» **Exercise description**: Each line that contains "ACME" needs to be copied from the listing.

......

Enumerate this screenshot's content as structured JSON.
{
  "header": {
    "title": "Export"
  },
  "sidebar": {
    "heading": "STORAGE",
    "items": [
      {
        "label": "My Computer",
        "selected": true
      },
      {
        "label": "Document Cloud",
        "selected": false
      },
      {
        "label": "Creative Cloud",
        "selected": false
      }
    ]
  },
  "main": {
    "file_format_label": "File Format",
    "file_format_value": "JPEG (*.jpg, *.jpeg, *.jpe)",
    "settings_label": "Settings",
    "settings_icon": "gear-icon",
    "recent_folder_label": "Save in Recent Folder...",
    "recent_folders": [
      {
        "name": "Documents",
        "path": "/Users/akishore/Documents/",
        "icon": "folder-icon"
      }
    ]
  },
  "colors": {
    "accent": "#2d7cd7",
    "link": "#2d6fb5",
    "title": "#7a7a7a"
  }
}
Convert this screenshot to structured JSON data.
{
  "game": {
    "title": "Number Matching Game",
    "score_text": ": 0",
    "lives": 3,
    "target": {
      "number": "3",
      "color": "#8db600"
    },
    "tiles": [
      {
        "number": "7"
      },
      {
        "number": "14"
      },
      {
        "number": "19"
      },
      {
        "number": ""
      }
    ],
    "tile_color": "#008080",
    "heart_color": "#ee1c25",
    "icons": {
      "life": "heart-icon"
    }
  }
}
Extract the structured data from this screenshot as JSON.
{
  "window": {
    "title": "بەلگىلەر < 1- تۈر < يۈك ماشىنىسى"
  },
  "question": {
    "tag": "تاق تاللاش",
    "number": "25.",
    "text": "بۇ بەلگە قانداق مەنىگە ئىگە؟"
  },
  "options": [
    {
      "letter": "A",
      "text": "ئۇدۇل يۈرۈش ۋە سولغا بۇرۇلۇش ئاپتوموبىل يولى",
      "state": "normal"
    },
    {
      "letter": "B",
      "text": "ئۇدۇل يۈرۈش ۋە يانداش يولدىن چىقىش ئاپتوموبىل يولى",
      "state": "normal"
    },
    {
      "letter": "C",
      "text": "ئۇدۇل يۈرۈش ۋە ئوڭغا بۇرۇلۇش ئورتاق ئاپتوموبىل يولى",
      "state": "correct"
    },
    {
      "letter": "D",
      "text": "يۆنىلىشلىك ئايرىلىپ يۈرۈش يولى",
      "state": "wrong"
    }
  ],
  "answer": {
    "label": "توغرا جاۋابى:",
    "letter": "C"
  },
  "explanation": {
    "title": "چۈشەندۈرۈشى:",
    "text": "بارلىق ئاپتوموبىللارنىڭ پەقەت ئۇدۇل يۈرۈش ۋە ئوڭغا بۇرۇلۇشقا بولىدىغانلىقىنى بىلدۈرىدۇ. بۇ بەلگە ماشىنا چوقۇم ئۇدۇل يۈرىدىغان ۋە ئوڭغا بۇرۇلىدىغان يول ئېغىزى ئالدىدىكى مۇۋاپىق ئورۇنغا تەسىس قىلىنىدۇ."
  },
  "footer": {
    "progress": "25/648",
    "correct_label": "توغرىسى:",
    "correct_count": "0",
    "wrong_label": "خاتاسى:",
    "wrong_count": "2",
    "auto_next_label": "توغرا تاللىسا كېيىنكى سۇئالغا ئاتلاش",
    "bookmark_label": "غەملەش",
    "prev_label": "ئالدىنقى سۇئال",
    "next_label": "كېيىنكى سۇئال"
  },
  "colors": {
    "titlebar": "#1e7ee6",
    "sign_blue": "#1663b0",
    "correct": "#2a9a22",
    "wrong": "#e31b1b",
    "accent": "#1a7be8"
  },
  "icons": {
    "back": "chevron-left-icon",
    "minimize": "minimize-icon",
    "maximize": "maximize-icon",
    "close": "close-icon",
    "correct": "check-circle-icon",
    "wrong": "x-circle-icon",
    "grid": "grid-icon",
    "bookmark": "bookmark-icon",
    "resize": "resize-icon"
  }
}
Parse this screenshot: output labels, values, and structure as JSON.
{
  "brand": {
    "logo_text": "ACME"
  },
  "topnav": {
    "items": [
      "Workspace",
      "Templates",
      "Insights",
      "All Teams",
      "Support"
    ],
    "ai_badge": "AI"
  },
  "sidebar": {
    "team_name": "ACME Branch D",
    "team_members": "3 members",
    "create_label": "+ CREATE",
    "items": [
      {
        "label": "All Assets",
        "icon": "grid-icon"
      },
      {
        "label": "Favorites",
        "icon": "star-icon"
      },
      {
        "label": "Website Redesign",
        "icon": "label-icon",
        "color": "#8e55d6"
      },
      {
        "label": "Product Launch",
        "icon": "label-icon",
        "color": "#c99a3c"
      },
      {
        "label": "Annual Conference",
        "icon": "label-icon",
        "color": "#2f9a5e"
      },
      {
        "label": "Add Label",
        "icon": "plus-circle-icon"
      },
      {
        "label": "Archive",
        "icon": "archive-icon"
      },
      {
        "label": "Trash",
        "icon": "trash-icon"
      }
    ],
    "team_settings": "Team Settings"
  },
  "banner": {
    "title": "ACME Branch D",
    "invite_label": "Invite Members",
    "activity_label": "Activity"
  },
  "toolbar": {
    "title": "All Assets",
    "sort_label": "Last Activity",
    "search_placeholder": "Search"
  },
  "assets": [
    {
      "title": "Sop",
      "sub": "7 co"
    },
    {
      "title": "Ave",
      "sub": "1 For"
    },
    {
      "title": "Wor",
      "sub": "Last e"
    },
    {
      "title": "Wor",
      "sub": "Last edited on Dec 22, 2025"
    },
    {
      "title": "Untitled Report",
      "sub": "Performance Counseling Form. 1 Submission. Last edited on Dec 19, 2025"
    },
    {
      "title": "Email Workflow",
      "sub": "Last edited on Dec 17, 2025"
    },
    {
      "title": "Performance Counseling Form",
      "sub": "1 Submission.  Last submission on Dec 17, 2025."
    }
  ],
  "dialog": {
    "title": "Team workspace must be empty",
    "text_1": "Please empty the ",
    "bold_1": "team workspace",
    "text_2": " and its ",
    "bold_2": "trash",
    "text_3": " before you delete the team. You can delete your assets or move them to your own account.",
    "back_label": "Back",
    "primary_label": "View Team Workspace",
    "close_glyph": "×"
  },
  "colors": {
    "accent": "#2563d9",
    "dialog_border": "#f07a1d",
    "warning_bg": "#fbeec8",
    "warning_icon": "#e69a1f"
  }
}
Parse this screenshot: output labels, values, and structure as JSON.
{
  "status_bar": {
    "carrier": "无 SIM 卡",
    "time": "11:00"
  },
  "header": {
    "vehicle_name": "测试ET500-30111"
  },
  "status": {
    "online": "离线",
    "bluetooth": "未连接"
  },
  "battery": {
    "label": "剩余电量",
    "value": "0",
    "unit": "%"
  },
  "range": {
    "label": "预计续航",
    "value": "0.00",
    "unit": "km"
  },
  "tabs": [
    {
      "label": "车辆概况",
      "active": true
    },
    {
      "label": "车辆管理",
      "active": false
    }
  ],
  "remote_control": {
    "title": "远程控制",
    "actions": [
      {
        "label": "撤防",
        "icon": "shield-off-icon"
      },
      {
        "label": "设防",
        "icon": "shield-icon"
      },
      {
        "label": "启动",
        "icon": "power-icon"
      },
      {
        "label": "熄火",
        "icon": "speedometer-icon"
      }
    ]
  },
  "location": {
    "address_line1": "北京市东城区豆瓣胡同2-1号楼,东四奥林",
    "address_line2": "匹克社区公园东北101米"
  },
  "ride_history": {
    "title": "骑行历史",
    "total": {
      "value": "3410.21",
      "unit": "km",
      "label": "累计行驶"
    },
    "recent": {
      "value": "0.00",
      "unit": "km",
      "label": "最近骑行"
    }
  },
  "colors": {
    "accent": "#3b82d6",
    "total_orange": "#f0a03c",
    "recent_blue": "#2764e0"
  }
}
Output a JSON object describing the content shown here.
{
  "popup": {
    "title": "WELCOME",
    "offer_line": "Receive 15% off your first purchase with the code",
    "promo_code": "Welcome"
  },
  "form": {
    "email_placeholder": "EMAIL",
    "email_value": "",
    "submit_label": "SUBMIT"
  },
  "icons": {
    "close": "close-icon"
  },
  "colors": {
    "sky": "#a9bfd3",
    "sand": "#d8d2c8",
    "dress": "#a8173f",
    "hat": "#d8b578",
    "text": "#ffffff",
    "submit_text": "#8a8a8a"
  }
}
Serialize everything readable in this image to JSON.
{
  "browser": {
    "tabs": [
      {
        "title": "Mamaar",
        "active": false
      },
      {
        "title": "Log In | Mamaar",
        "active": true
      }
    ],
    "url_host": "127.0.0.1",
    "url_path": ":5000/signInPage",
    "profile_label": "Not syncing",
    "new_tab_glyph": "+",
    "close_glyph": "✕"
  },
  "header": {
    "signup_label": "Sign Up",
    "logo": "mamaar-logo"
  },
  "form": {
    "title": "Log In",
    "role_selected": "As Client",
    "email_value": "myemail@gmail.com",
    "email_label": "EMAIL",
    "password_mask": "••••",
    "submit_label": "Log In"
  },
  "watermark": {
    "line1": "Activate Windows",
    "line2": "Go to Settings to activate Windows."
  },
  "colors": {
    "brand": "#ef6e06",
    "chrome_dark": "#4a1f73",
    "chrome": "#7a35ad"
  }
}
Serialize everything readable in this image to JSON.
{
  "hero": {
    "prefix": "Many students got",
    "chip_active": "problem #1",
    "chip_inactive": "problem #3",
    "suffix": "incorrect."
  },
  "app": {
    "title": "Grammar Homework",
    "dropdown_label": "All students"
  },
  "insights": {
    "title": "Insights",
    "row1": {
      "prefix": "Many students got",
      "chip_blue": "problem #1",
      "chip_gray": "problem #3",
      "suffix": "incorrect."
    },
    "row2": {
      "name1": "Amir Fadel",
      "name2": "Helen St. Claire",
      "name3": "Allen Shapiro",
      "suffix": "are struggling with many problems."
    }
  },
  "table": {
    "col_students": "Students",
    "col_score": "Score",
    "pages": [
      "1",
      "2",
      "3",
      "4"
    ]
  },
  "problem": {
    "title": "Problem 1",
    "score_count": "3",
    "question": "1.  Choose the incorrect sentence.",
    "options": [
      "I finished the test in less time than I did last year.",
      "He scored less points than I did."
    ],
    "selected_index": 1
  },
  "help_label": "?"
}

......

» **Output for this exercise**:
    "logo_text": "ACME"
    "team_name": "ACME Branch D",
    "title": "ACME Branch D",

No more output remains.